Ask the average person on the street where do they think vanilla comes from and you are generally met with a lot of ums and ahhs, most are completely unaware that this sensational flavour comes from the seed pod of an orchid.
History: The spices we know so commonly today were once more prized than gold, spices such as pepper, cinnamon, tamarind, saffron, turmeric, paprika and many more. All these were discovered in far away exotic lands, well, far away for those living in Europe. The earliest recordings of vanilla usage appears to be around 1000AD, with the Totonacea native tribe located in South Eastern Mexico being the first recorded humans to discover the benefits and flavours of the Vanilla orchids pods. Initially the vanilla that made its way back to Europe was predominately used for perfumes and related products but when the Spanish arrived in 1518 they were struck by the amazing flavour of cacao drinks flavoured with vanilla. Now it is found worldwide in every kitchen flavouring so many edible items we consume on a daily basis.
Botanical outline: The facts: Vanilla planifolia is a tropical orchid requiring pollination by a specific species of bee only located in its region of origin, Southern Mexico. It took many years for the rest of the world to work out how to artificially hand pollinate these orchid flowers so that they would produce the sought after pods. Vanilla planifolia is now successfully grown in many places around the world, such as, Indonesia, Uganda, Papua New Guinea, Tonga, and Madagascar and even in our very own Australia in the more tropical climatic zones.
This is by far one the most labour intensive agricultural crops that mankind cultivates. In its place of origin it is relatively straightforward but in other locations around the world without that little native Mexican bee it is an arduous task to cultivate, pollinate and harvest. Similar to coffee the vanilla orchids pod’s flavour is affected by the environment, aspects such as, other surrounding plants and soil types and mineral content.

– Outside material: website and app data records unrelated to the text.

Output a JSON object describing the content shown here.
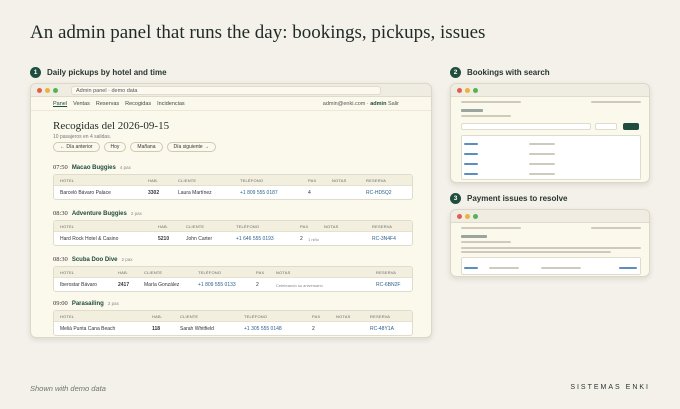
{
  "headline": "An admin panel that runs the day: bookings, pickups, issues",
  "steps": [
    {
      "num": "1",
      "label": "Daily pickups by hotel and time"
    },
    {
      "num": "2",
      "label": "Bookings with search"
    },
    {
      "num": "3",
      "label": "Payment issues to resolve"
    }
  ],
  "main": {
    "url": "Admin panel · demo data",
    "nav": [
      "Panel",
      "Ventas",
      "Reservas",
      "Recogidas",
      "Incidencias"
    ],
    "account_email": "admin@enki.com",
    "account_sep": "·",
    "account_user": "admin",
    "logout": "Salir",
    "title": "Recogidas del 2026-09-15",
    "subtitle": "10 pasajeros en 4 salidas.",
    "buttons": [
      "← Día anterior",
      "Hoy",
      "Mañana",
      "Día siguiente →"
    ],
    "groups": [
      {
        "time": "07:50",
        "name": "Macao Buggies",
        "count": "4 pax",
        "headers": [
          "HOTEL",
          "HAB.",
          "CLIENTE",
          "TELÉFONO",
          "PAX",
          "NOTAS",
          "RESERVA"
        ],
        "row": [
          "Barceló Bávaro Palace",
          "3302",
          "Laura Martínez",
          "+1 809 555 0187",
          "4",
          "",
          "RC-HD5Q2"
        ]
      },
      {
        "time": "08:30",
        "name": "Adventure Buggies",
        "count": "2 pax",
        "headers": [
          "HOTEL",
          "HAB.",
          "CLIENTE",
          "TELÉFONO",
          "PAX",
          "NOTAS",
          "RESERVA"
        ],
        "row": [
          "Hard Rock Hotel & Casino",
          "5210",
          "John Carter",
          "+1 646 555 0193",
          "2",
          "1 niño",
          "RC-3N4F4"
        ]
      },
      {
        "time": "08:30",
        "name": "Scuba Doo Dive",
        "count": "2 pax",
        "headers": [
          "HOTEL",
          "HAB.",
          "CLIENTE",
          "TELÉFONO",
          "PAX",
          "NOTAS",
          "RESERVA"
        ],
        "row": [
          "Iberostar Bávaro",
          "2417",
          "María González",
          "+1 809 555 0133",
          "2",
          "Celebrando su aniversario",
          "RC-6BN2F"
        ]
      },
      {
        "time": "09:00",
        "name": "Parasailing",
        "count": "2 pax",
        "headers": [
          "HOTEL",
          "HAB.",
          "CLIENTE",
          "TELÉFONO",
          "PAX",
          "NOTAS",
          "RESERVA"
        ],
        "row": [
          "Meliá Punta Cana Beach",
          "118",
          "Sarah Whitfield",
          "+1 305 555 0148",
          "2",
          "",
          "RC-48Y1A"
        ]
      }
    ]
  },
  "footer": {
    "left": "Shown with demo data",
    "right": "SISTEMAS ENKI"
  },
  "colors": {
    "background": "#f3f1e9",
    "accent": "#1f4d3f",
    "link": "#2c5e8a",
    "window": "#fbf8ec"
  },
  "icons": [
    "close-dot-icon",
    "minimize-dot-icon",
    "maximize-dot-icon"
  ]
}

So even though the majority of the world’s vanilla extracts come from Vanilla planifolia there has been a discovery that a mutated form of this species called Vanilla taitensis located you guessed it, in Tahiti. This new mutated species is reputed to have flavour undertones of liquorice, cherries or red wine, this has occurred because of a variance in environmental factors and growing conditions.

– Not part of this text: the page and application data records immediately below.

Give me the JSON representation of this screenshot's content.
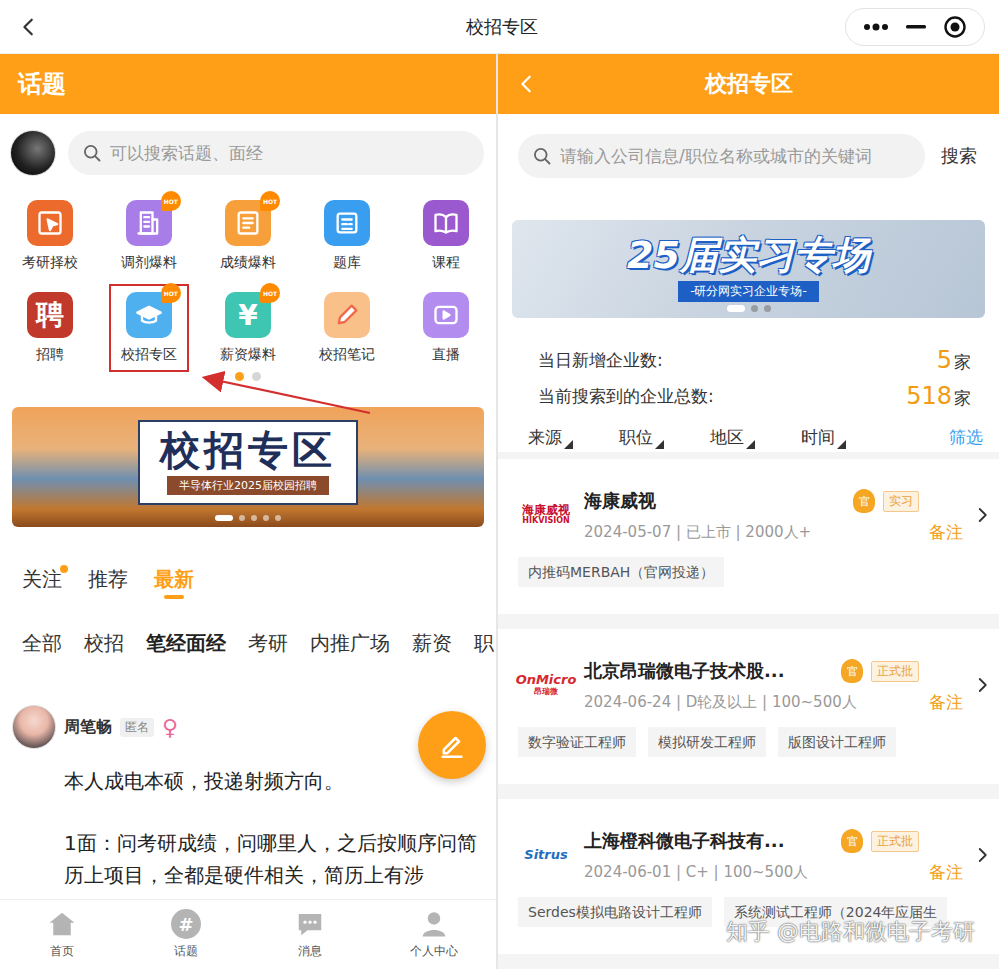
{
  "topbar": {
    "title": "校招专区"
  },
  "left": {
    "header": "话题",
    "search_placeholder": "可以搜索话题、面经",
    "grid": [
      {
        "label": "考研择校",
        "color": "#ec6a2c",
        "badge": "",
        "glyph": "",
        "highlighted": false
      },
      {
        "label": "调剂爆料",
        "color": "#a97de8",
        "badge": "HOT",
        "glyph": "",
        "highlighted": false
      },
      {
        "label": "成绩爆料",
        "color": "#f7a03b",
        "badge": "HOT",
        "glyph": "",
        "highlighted": false
      },
      {
        "label": "题库",
        "color": "#3a9ef0",
        "badge": "",
        "glyph": "",
        "highlighted": false
      },
      {
        "label": "课程",
        "color": "#9b59d0",
        "badge": "",
        "glyph": "",
        "highlighted": false
      },
      {
        "label": "招聘",
        "color": "#c0392b",
        "badge": "",
        "glyph": "聘",
        "highlighted": false
      },
      {
        "label": "校招专区",
        "color": "#4fb0f0",
        "badge": "HOT",
        "glyph": "",
        "highlighted": true
      },
      {
        "label": "薪资爆料",
        "color": "#3fc6b3",
        "badge": "HOT",
        "glyph": "¥",
        "highlighted": false
      },
      {
        "label": "校招笔记",
        "color": "#f9c08a",
        "badge": "",
        "glyph": "",
        "highlighted": false
      },
      {
        "label": "直播",
        "color": "#b38cf0",
        "badge": "",
        "glyph": "",
        "highlighted": false
      }
    ],
    "grid_pages": [
      {
        "selected": true
      },
      {
        "selected": false
      }
    ],
    "banner": {
      "title": "校招专区",
      "subtitle": "半导体行业2025届校园招聘",
      "dots": [
        {
          "selected": true
        },
        {
          "selected": false
        },
        {
          "selected": false
        },
        {
          "selected": false
        },
        {
          "selected": false
        }
      ]
    },
    "feed_tabs": [
      {
        "label": "关注",
        "selected": false,
        "dot": true
      },
      {
        "label": "推荐",
        "selected": false,
        "dot": false
      },
      {
        "label": "最新",
        "selected": true,
        "dot": false
      }
    ],
    "categories": [
      {
        "label": "全部",
        "selected": false
      },
      {
        "label": "校招",
        "selected": false
      },
      {
        "label": "笔经面经",
        "selected": true
      },
      {
        "label": "考研",
        "selected": false
      },
      {
        "label": "内推广场",
        "selected": false
      },
      {
        "label": "薪资",
        "selected": false
      },
      {
        "label": "职",
        "selected": false
      }
    ],
    "post": {
      "author": "周笔畅",
      "tag": "匿名",
      "gender": "♀",
      "paragraphs": [
        "本人成电本硕，投递射频方向。",
        "1面：问考研成绩，问哪里人，之后按顺序问简历上项目，全都是硬件相关，简历上有涉"
      ]
    },
    "nav": [
      {
        "label": "首页",
        "glyph": "",
        "selected": false
      },
      {
        "label": "话题",
        "glyph": "#",
        "selected": false
      },
      {
        "label": "消息",
        "glyph": "",
        "selected": false
      },
      {
        "label": "个人中心",
        "glyph": "",
        "selected": false
      }
    ]
  },
  "right": {
    "header": "校招专区",
    "search_placeholder": "请输入公司信息/职位名称或城市的关键词",
    "search_button": "搜索",
    "banner": {
      "title": "25届实习专场",
      "subtitle": "-研分网实习企业专场-",
      "dots": [
        {
          "selected": true
        },
        {
          "selected": false
        },
        {
          "selected": false
        }
      ]
    },
    "stats": [
      {
        "label": "当日新增企业数:",
        "value": "5",
        "unit": "家"
      },
      {
        "label": "当前搜索到的企业总数:",
        "value": "518",
        "unit": "家"
      }
    ],
    "filters": [
      {
        "label": "来源",
        "dropdown": true
      },
      {
        "label": "职位",
        "dropdown": true
      },
      {
        "label": "地区",
        "dropdown": true
      },
      {
        "label": "时间",
        "dropdown": true
      },
      {
        "label": "筛选",
        "dropdown": false
      }
    ],
    "companies": [
      {
        "logo": {
          "text": "海康威视",
          "sub": "HIKVISION",
          "color": "#c8102e"
        },
        "name": "海康威视",
        "mark": "官",
        "badge": "实习",
        "meta": "2024-05-07 | 已上市 | 2000人+",
        "note": "备注",
        "tags": [
          "内推码MERBAH（官网投递）"
        ]
      },
      {
        "logo": {
          "text": "OnMicro",
          "sub": "昂瑞微",
          "color": "#d7282f"
        },
        "name": "北京昂瑞微电子技术股...",
        "mark": "官",
        "badge": "正式批",
        "meta": "2024-06-24 | D轮及以上 | 100~500人",
        "note": "备注",
        "tags": [
          "数字验证工程师",
          "模拟研发工程师",
          "版图设计工程师"
        ]
      },
      {
        "logo": {
          "text": "Sitrus",
          "sub": "",
          "color": "#1f6fc0"
        },
        "name": "上海橙科微电子科技有...",
        "mark": "官",
        "badge": "正式批",
        "meta": "2024-06-01 | C+ | 100~500人",
        "note": "备注",
        "tags": [
          "Serdes模拟电路设计工程师",
          "系统测试工程师（2024年应届生"
        ]
      }
    ]
  },
  "watermark": "知乎 @电路和微电子考研"
}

Propagation and Culture Plants can be grown from 50cm cuttings. They must have high humidity, good rainfall in summer, a dry winter, no frost, an open free draining mix, semi shaded position and support for climbing, as I have learnt you don’t want your orchid to get out of reach so it needs to grow up a support but be able to loop and hang over, this is important so that you can reach the flowers when pollinating needs to be completed. From a cutting the vine will be around 3m metres long in about 2-3 years, in autumn it is then time to take out the growing tip to encourage the plant to flower, this will occur a few months later. Once there are flowers you need to be prepared to undertake hand pollination, check in with a local orchid breeder or vanilla bean grower on how to successfully complete this task. Keep in mind it can eventually grow to around 10 to 15 metres long.
Production of the Vanilla Bean: The green fragrant waxy flowers that open during the morning will only last a few hours before dying so time is of the essence (excuse the pun) when it comes to hand pollinating. Once the flower has been pollinated the green bean-like pods will form in a few weeks and then take up to 9 months to mature. Beans in Qld plantations are harvested through the winter months. Each flower can only produce one pod.
How to do they make vanilla extract and how do you cure your pods. Percolating chopped up beans in ethyl alcohol and water makes the vanilla extract. The extraction process takes around 48 hours and is kept as cool as possible so that there is minimal flavour loss. The extract then takes days to weeks to mellow, be filtered and finally bottled.
Harvest time is when the beans turn from green to yellow generally in winter, here the pods then need to go through the process of being heated in the sun to sweating in airtight boxes overnight. This curing process can take quite some time, months in fact. Once complete you have your ready to go cured vanilla pods for your cooking delights.
Uses/benefits: Vanilla is fabulous used in beverages, desserts, cakes, soaps, tea, sugar, salt, perfumes, cosmetics, candles, savoury dishes too. It is reputed to lower stress, promote calming, insect repelling and even has been touted to be an aphrodisiac. It can act successfully as a flavour enhancer for other flavours not just a stand out flavour on its own.
Anywhere south of Brisbane may find it a challenge to grow pods but micro environments can be created and we have just had our 2nd year of flowers on my grandmothers plant here in Brisbane, we just have to master the hand pollination and reduce the height of our 5m vine!
Did you know?
Vanilla was originally only thought to be good for perfume by the Spanish
The world’s annual consumption is around 2300 tonnes.
Madagascar is the largest producer at around 50% of global production.
Back in 2004 Vanilla prices peaked at $500 per kilo.
** Websites of interest and reference
Broken Nose Vanilla Plantation http://www.brokennosevanilla.com.au
Daintree Vanilla and Spice http://www.daintreevanilla.com